═════ Source information ═════
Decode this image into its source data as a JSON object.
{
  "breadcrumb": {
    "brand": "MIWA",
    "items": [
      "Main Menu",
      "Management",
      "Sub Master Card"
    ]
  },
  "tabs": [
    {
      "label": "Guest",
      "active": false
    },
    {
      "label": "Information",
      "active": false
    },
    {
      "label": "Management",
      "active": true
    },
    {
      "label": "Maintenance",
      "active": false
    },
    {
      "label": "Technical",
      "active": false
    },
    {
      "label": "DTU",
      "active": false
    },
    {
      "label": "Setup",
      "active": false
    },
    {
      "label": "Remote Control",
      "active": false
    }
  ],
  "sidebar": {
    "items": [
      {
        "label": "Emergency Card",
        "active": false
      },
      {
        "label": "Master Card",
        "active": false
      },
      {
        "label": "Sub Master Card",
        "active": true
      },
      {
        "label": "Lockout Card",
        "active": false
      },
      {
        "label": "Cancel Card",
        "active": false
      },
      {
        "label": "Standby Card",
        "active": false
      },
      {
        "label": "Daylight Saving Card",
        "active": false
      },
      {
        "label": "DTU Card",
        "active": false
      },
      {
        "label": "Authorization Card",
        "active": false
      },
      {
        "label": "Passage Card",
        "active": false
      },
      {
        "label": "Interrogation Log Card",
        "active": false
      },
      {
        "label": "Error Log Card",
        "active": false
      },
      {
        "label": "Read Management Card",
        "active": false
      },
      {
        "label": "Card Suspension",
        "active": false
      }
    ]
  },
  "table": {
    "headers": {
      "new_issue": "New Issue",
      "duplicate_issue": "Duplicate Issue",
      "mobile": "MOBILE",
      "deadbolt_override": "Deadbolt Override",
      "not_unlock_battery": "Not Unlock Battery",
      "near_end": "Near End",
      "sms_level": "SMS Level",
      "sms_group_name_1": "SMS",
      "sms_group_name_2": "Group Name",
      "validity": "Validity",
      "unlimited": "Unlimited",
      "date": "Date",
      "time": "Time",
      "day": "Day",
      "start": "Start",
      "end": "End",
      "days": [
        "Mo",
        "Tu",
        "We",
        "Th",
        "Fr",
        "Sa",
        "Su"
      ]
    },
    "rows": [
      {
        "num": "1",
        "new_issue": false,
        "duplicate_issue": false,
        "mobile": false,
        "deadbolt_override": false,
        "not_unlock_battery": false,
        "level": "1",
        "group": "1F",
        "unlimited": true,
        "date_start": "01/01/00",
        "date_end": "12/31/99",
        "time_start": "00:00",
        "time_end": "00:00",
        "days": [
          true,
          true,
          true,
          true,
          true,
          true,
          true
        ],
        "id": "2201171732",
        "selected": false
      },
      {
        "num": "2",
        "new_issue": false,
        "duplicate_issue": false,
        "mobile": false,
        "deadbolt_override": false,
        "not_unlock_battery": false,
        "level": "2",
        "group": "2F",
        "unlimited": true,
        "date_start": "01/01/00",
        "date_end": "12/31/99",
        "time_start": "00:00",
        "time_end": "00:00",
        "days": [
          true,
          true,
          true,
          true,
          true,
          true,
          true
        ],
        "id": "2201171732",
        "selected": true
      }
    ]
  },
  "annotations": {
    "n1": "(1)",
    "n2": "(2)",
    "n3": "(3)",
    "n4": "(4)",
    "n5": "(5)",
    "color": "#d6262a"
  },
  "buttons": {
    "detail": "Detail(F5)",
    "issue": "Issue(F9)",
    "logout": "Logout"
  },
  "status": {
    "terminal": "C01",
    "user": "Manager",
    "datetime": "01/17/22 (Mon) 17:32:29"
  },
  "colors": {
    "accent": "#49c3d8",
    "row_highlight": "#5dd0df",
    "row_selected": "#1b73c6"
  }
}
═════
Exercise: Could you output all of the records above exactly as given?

Answer for this exercise:
Decode this image into its source data as a JSON object.
{
  "breadcrumb": {
    "brand": "MIWA",
    "items": [
      "Main Menu",
      "Management",
      "Sub Master Card"
    ]
  },
  "tabs": [
    {
      "label": "Guest",
      "active": false
    },
    {
      "label": "Information",
      "active": false
    },
    {
      "label": "Management",
      "active": true
    },
    {
      "label": "Maintenance",
      "active": false
    },
    {
      "label": "Technical",
      "active": false
    },
    {
      "label": "DTU",
      "active": false
    },
    {
      "label": "Setup",
      "active": false
    },
    {
      "label": "Remote Control",
      "active": false
    }
  ],
  "sidebar": {
    "items": [
      {
        "label": "Emergency Card",
        "active": false
      },
      {
        "label": "Master Card",
        "active": false
      },
      {
        "label": "Sub Master Card",
        "active": true
      },
      {
        "label": "Lockout Card",
        "active": false
      },
      {
        "label": "Cancel Card",
        "active": false
      },
      {
        "label": "Standby Card",
        "active": false
      },
      {
        "label": "Daylight Saving Card",
        "active": false
      },
      {
        "label": "DTU Card",
        "active": false
      },
      {
        "label": "Authorization Card",
        "active": false
      },
      {
        "label": "Passage Card",
        "active": false
      },
      {
        "label": "Interrogation Log Card",
        "active": false
      },
      {
        "label": "Error Log Card",
        "active": false
      },
      {
        "label": "Read Management Card",
        "active": false
      },
      {
        "label": "Card Suspension",
        "active": false
      }
    ]
  },
  "table": {
    "headers": {
      "new_issue": "New Issue",
      "duplicate_issue": "Duplicate Issue",
      "mobile": "MOBILE",
      "deadbolt_override": "Deadbolt Override",
      "not_unlock_battery": "Not Unlock Battery",
      "near_end": "Near End",
      "sms_level": "SMS Level",
      "sms_group_name_1": "SMS",
      "sms_group_name_2": "Group Name",
      "validity": "Validity",
      "unlimited": "Unlimited",
      "date": "Date",
      "time": "Time",
      "day": "Day",
      "start": "Start",
      "end": "End",
      "days": [
        "Mo",
        "Tu",
        "We",
        "Th",
        "Fr",
        "Sa",
        "Su"
      ]
    },
    "rows": [
      {
        "num": "1",
        "new_issue": false,
        "duplicate_issue": false,
        "mobile": false,
        "deadbolt_override": false,
        "not_unlock_battery": false,
        "level": "1",
        "group": "1F",
        "unlimited": true,
        "date_start": "01/01/00",
        "date_end": "12/31/99",
        "time_start": "00:00",
        "time_end": "00:00",
        "days": [
          true,
          true,
          true,
          true,
          true,
          true,
          true
        ],
        "id": "2201171732",
        "selected": false
      },
      {
        "num": "2",
        "new_issue": false,
        "duplicate_issue": false,
        "mobile": false,
        "deadbolt_override": false,
        "not_unlock_battery": false,
        "level": "2",
        "group": "2F",
        "unlimited": true,
        "date_start": "01/01/00",
        "date_end": "12/31/99",
        "time_start": "00:00",
        "time_end": "00:00",
        "days": [
          true,
          true,
          true,
          true,
          true,
          true,
          true
        ],
        "id": "2201171732",
        "selected": true
      }
    ]
  },
  "annotations": {
    "n1": "(1)",
    "n2": "(2)",
    "n3": "(3)",
    "n4": "(4)",
    "n5": "(5)",
    "color": "#d6262a"
  },
  "buttons": {
    "detail": "Detail(F5)",
    "issue": "Issue(F9)",
    "logout": "Logout"
  },
  "status": {
    "terminal": "C01",
    "user": "Manager",
    "datetime": "01/17/22 (Mon) 17:32:29"
  },
  "colors": {
    "accent": "#49c3d8",
    "row_highlight": "#5dd0df",
    "row_selected": "#1b73c6"
  }
}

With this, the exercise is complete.